Every line of the data that contains the string "其余流通股份" must be copied.
DATA SHOWN: Begin
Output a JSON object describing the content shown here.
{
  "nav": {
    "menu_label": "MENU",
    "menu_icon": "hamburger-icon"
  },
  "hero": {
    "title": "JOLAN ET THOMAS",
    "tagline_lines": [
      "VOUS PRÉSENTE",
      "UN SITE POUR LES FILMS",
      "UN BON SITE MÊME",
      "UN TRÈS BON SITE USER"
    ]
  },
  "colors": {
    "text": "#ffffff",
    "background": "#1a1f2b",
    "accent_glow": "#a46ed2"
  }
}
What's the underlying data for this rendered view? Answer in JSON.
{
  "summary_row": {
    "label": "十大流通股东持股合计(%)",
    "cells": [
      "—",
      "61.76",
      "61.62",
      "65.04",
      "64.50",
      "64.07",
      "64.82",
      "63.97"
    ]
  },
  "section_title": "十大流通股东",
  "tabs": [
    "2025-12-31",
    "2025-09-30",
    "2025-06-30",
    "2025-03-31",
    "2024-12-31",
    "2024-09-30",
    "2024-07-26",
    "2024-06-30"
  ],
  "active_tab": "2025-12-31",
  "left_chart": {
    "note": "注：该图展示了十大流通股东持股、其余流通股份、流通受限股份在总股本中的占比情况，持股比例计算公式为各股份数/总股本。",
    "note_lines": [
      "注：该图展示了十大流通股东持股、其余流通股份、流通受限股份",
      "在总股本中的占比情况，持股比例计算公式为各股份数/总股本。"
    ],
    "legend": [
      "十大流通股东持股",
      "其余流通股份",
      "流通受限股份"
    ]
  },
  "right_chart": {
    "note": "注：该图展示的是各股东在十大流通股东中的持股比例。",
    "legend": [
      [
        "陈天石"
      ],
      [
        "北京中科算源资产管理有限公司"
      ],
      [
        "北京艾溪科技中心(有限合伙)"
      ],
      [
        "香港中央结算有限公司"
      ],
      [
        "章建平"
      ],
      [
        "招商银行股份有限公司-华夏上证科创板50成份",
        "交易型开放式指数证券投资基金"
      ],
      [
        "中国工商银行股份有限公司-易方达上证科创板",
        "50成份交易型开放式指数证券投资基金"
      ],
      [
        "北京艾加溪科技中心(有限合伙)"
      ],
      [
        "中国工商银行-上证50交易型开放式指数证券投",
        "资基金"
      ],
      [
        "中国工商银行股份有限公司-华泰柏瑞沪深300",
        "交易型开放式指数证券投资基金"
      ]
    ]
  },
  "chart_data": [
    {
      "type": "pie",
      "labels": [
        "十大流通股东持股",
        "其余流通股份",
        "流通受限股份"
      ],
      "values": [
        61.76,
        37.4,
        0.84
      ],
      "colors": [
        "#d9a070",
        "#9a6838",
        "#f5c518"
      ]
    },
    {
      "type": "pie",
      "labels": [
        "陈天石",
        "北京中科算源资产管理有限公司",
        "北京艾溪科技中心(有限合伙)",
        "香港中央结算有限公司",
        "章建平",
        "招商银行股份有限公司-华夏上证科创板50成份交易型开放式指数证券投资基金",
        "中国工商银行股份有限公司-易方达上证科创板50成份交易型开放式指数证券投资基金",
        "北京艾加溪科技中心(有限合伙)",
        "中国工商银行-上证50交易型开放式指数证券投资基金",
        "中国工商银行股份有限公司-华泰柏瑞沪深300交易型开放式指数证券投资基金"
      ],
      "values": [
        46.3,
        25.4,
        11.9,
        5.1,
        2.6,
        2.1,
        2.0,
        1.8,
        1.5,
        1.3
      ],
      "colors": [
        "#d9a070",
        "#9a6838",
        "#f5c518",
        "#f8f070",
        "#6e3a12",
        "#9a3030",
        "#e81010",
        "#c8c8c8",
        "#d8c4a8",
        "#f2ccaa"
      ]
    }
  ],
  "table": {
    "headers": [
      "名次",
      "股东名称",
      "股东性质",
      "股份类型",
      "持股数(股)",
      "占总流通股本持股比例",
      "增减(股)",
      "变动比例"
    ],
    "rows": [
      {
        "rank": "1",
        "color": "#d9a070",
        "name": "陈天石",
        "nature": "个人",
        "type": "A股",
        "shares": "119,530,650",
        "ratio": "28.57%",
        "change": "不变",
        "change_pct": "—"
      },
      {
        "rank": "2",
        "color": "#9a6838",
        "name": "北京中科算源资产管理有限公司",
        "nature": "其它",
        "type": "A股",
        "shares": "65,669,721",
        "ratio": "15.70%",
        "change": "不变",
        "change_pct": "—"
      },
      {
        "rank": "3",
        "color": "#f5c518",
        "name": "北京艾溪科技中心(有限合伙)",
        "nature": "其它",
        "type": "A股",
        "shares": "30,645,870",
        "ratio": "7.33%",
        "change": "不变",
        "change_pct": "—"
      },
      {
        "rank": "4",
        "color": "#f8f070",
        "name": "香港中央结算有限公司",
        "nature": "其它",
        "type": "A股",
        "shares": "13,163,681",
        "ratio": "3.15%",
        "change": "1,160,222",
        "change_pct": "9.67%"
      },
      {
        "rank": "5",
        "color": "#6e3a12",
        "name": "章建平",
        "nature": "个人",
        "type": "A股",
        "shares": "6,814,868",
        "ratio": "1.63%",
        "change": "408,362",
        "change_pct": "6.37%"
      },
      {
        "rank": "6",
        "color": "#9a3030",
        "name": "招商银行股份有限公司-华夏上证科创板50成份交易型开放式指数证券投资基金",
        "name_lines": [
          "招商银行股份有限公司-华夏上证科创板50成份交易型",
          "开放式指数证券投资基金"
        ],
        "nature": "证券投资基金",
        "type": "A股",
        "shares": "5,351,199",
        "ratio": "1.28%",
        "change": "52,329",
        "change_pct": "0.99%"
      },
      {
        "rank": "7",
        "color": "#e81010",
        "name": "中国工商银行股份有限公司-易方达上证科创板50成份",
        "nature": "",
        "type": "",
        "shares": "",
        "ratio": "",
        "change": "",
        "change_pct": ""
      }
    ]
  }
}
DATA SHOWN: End
## YOUR RESPONSE
    "note": "注：该图展示了十大流通股东持股、其余流通股份、流通受限股份在总股本中的占比情况，持股比例计算公式为各股份数/总股本。",
      "注：该图展示了十大流通股东持股、其余流通股份、流通受限股份",
      "其余流通股份",
        "其余流通股份",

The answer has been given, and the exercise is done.